### WORK REQUEST
From the first line to the last, write out the records exactly, leaving out images.

==================================================

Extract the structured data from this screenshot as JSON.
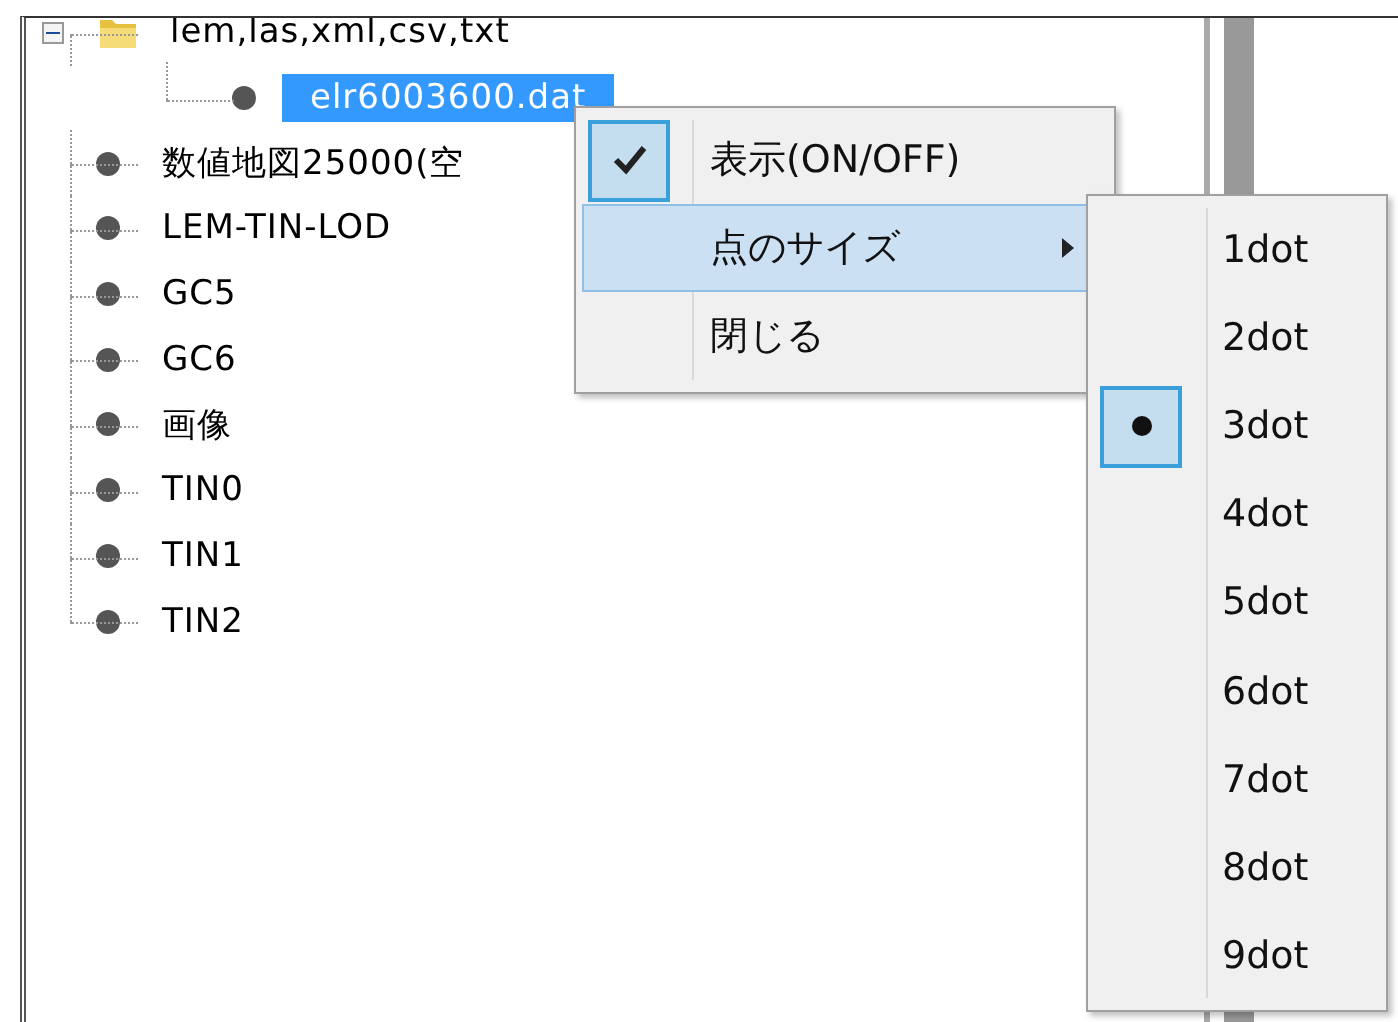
{
  "tree": [
    {
      "kind": "folder",
      "label": "lem,las,xml,csv,txt",
      "expanded": true,
      "selected": false,
      "children": [
        {
          "kind": "layer",
          "label": "elr6003600.dat",
          "selected": true
        }
      ]
    },
    {
      "kind": "layer",
      "label": "数値地図25000(空",
      "selected": false
    },
    {
      "kind": "layer",
      "label": "LEM-TIN-LOD",
      "selected": false
    },
    {
      "kind": "layer",
      "label": "GC5",
      "selected": false
    },
    {
      "kind": "layer",
      "label": "GC6",
      "selected": false
    },
    {
      "kind": "layer",
      "label": "画像",
      "selected": false
    },
    {
      "kind": "layer",
      "label": "TIN0",
      "selected": false
    },
    {
      "kind": "layer",
      "label": "TIN1",
      "selected": false
    },
    {
      "kind": "layer",
      "label": "TIN2",
      "selected": false
    }
  ],
  "context_menu": {
    "items": [
      {
        "label": "表示(ON/OFF)",
        "checked": true,
        "selected": false,
        "submenu": false
      },
      {
        "label": "点のサイズ",
        "checked": false,
        "selected": true,
        "submenu": true
      },
      {
        "label": "閉じる",
        "checked": false,
        "selected": false,
        "submenu": false
      }
    ]
  },
  "submenu": {
    "items": [
      {
        "label": "1dot",
        "selected": false
      },
      {
        "label": "2dot",
        "selected": false
      },
      {
        "label": "3dot",
        "selected": true
      },
      {
        "label": "4dot",
        "selected": false
      },
      {
        "label": "5dot",
        "selected": false
      },
      {
        "label": "6dot",
        "selected": false
      },
      {
        "label": "7dot",
        "selected": false
      },
      {
        "label": "8dot",
        "selected": false
      },
      {
        "label": "9dot",
        "selected": false
      }
    ]
  }
}
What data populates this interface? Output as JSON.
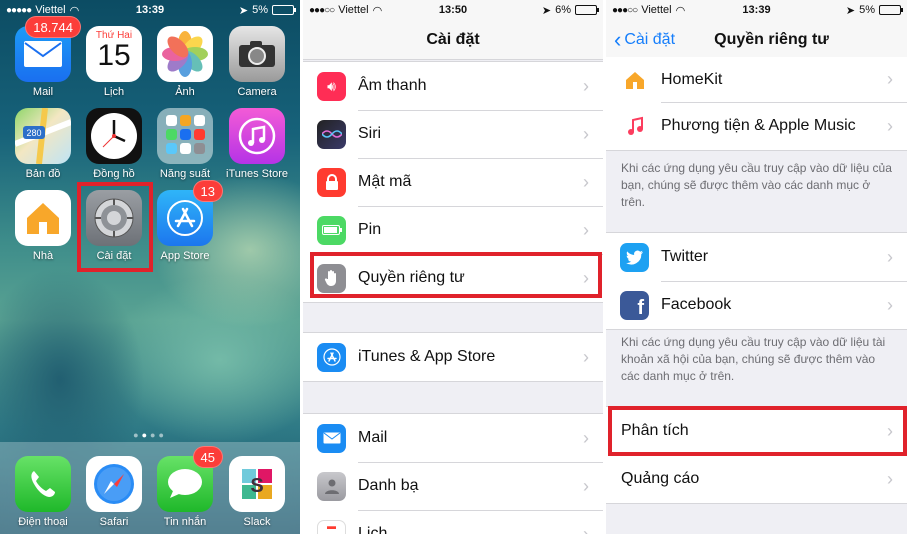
{
  "home": {
    "status": {
      "carrier": "Viettel",
      "time": "13:39",
      "battery": "5%"
    },
    "apps": [
      {
        "label": "Mail",
        "badge": "18.744"
      },
      {
        "label": "Lịch",
        "day": "Thứ Hai",
        "date": "15"
      },
      {
        "label": "Ảnh"
      },
      {
        "label": "Camera"
      },
      {
        "label": "Bản đồ",
        "sign": "280"
      },
      {
        "label": "Đồng hồ"
      },
      {
        "label": "Năng suất"
      },
      {
        "label": "iTunes Store"
      },
      {
        "label": "Nhà"
      },
      {
        "label": "Cài đặt"
      },
      {
        "label": "App Store",
        "badge": "13"
      }
    ],
    "dock": [
      {
        "label": "Điện thoại"
      },
      {
        "label": "Safari"
      },
      {
        "label": "Tin nhắn",
        "badge": "45"
      },
      {
        "label": "Slack"
      }
    ]
  },
  "settings": {
    "status": {
      "carrier": "Viettel",
      "time": "13:50",
      "battery": "6%"
    },
    "title": "Cài đặt",
    "group1": [
      "Âm thanh",
      "Siri",
      "Mật mã",
      "Pin",
      "Quyền riêng tư"
    ],
    "group2": [
      "iTunes & App Store"
    ],
    "group3": [
      "Mail",
      "Danh bạ",
      "Lịch"
    ]
  },
  "privacy": {
    "status": {
      "carrier": "Viettel",
      "time": "13:39",
      "battery": "5%"
    },
    "back": "Cài đặt",
    "title": "Quyền riêng tư",
    "group1": [
      "HomeKit",
      "Phương tiện & Apple Music"
    ],
    "note1": "Khi các ứng dụng yêu cầu truy cập vào dữ liệu của bạn, chúng sẽ được thêm vào các danh mục ở trên.",
    "group2": [
      "Twitter",
      "Facebook"
    ],
    "note2": "Khi các ứng dụng yêu cầu truy cập vào dữ liệu tài khoản xã hội của bạn, chúng sẽ được thêm vào các danh mục ở trên.",
    "group3": [
      "Phân tích",
      "Quảng cáo"
    ]
  },
  "colors": {
    "highlight": "#e0222b",
    "link": "#157efb",
    "badge": "#fc3d39"
  }
}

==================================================

### TASK ANSWER
Extract the structured data from this screenshot as JSON.
{
  "tree": [
    {
      "kind": "folder",
      "label": "lem,las,xml,csv,txt",
      "expanded": true,
      "selected": false,
      "children": [
        {
          "kind": "layer",
          "label": "elr6003600.dat",
          "selected": true
        }
      ]
    },
    {
      "kind": "layer",
      "label": "数値地図25000(空",
      "selected": false
    },
    {
      "kind": "layer",
      "label": "LEM-TIN-LOD",
      "selected": false
    },
    {
      "kind": "layer",
      "label": "GC5",
      "selected": false
    },
    {
      "kind": "layer",
      "label": "GC6",
      "selected": false
    },
    {
      "kind": "layer",
      "label": "画像",
      "selected": false
    },
    {
      "kind": "layer",
      "label": "TIN0",
      "selected": false
    },
    {
      "kind": "layer",
      "label": "TIN1",
      "selected": false
    },
    {
      "kind": "layer",
      "label": "TIN2",
      "selected": false
    }
  ],
  "context_menu": {
    "items": [
      {
        "label": "表示(ON/OFF)",
        "checked": true,
        "selected": false,
        "submenu": false
      },
      {
        "label": "点のサイズ",
        "checked": false,
        "selected": true,
        "submenu": true
      },
      {
        "label": "閉じる",
        "checked": false,
        "selected": false,
        "submenu": false
      }
    ]
  },
  "submenu": {
    "items": [
      {
        "label": "1dot",
        "selected": false
      },
      {
        "label": "2dot",
        "selected": false
      },
      {
        "label": "3dot",
        "selected": true
      },
      {
        "label": "4dot",
        "selected": false
      },
      {
        "label": "5dot",
        "selected": false
      },
      {
        "label": "6dot",
        "selected": false
      },
      {
        "label": "7dot",
        "selected": false
      },
      {
        "label": "8dot",
        "selected": false
      },
      {
        "label": "9dot",
        "selected": false
      }
    ]
  }
}
What data populates this interface? Output as JSON.
{
  "home": {
    "status": {
      "carrier": "Viettel",
      "time": "13:39",
      "battery": "5%"
    },
    "apps": [
      {
        "label": "Mail",
        "badge": "18.744"
      },
      {
        "label": "Lịch",
        "day": "Thứ Hai",
        "date": "15"
      },
      {
        "label": "Ảnh"
      },
      {
        "label": "Camera"
      },
      {
        "label": "Bản đồ",
        "sign": "280"
      },
      {
        "label": "Đồng hồ"
      },
      {
        "label": "Năng suất"
      },
      {
        "label": "iTunes Store"
      },
      {
        "label": "Nhà"
      },
      {
        "label": "Cài đặt"
      },
      {
        "label": "App Store",
        "badge": "13"
      }
    ],
    "dock": [
      {
        "label": "Điện thoại"
      },
      {
        "label": "Safari"
      },
      {
        "label": "Tin nhắn",
        "badge": "45"
      },
      {
        "label": "Slack"
      }
    ]
  },
  "settings": {
    "status": {
      "carrier": "Viettel",
      "time": "13:50",
      "battery": "6%"
    },
    "title": "Cài đặt",
    "group1": [
      "Âm thanh",
      "Siri",
      "Mật mã",
      "Pin",
      "Quyền riêng tư"
    ],
    "group2": [
      "iTunes & App Store"
    ],
    "group3": [
      "Mail",
      "Danh bạ",
      "Lịch"
    ]
  },
  "privacy": {
    "status": {
      "carrier": "Viettel",
      "time": "13:39",
      "battery": "5%"
    },
    "back": "Cài đặt",
    "title": "Quyền riêng tư",
    "group1": [
      "HomeKit",
      "Phương tiện & Apple Music"
    ],
    "note1": "Khi các ứng dụng yêu cầu truy cập vào dữ liệu của bạn, chúng sẽ được thêm vào các danh mục ở trên.",
    "group2": [
      "Twitter",
      "Facebook"
    ],
    "note2": "Khi các ứng dụng yêu cầu truy cập vào dữ liệu tài khoản xã hội của bạn, chúng sẽ được thêm vào các danh mục ở trên.",
    "group3": [
      "Phân tích",
      "Quảng cáo"
    ]
  },
  "colors": {
    "highlight": "#e0222b",
    "link": "#157efb",
    "badge": "#fc3d39"
  }
}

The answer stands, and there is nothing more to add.